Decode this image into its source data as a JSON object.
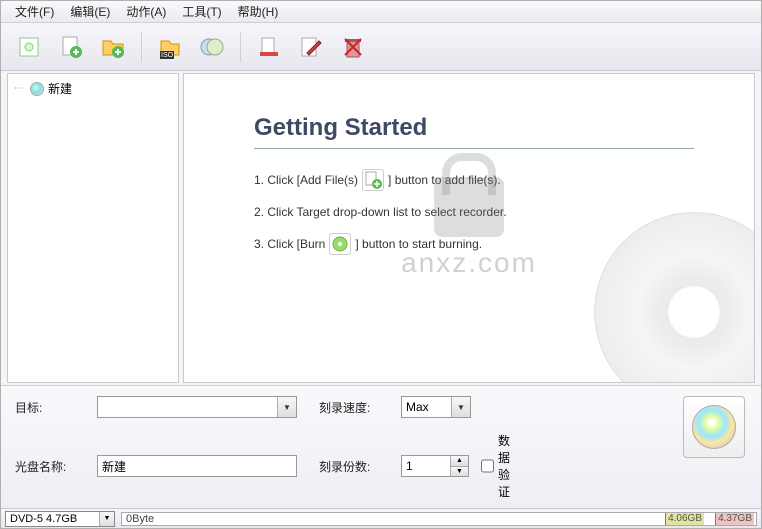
{
  "menu": {
    "file": "文件(F)",
    "edit": "编辑(E)",
    "action": "动作(A)",
    "tools": "工具(T)",
    "help": "帮助(H)"
  },
  "sidebar": {
    "root_label": "新建"
  },
  "getting_started": {
    "title": "Getting Started",
    "step1a": "1. Click [Add File(s)",
    "step1b": "] button to add file(s).",
    "step2": "2. Click Target drop-down list to select recorder.",
    "step3a": "3. Click [Burn",
    "step3b": "] button to start burning."
  },
  "watermark_text": "anxz.com",
  "controls": {
    "target_label": "目标:",
    "target_value": "",
    "disc_name_label": "光盘名称:",
    "disc_name_value": "新建",
    "speed_label": "刻录速度:",
    "speed_value": "Max",
    "copies_label": "刻录份数:",
    "copies_value": "1",
    "verify_label": "数据验证"
  },
  "status": {
    "media_type": "DVD-5 4.7GB",
    "current_size": "0Byte",
    "mark1": "4.06GB",
    "mark2": "4.37GB"
  }
}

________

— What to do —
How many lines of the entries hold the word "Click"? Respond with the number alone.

— Response to this task —
3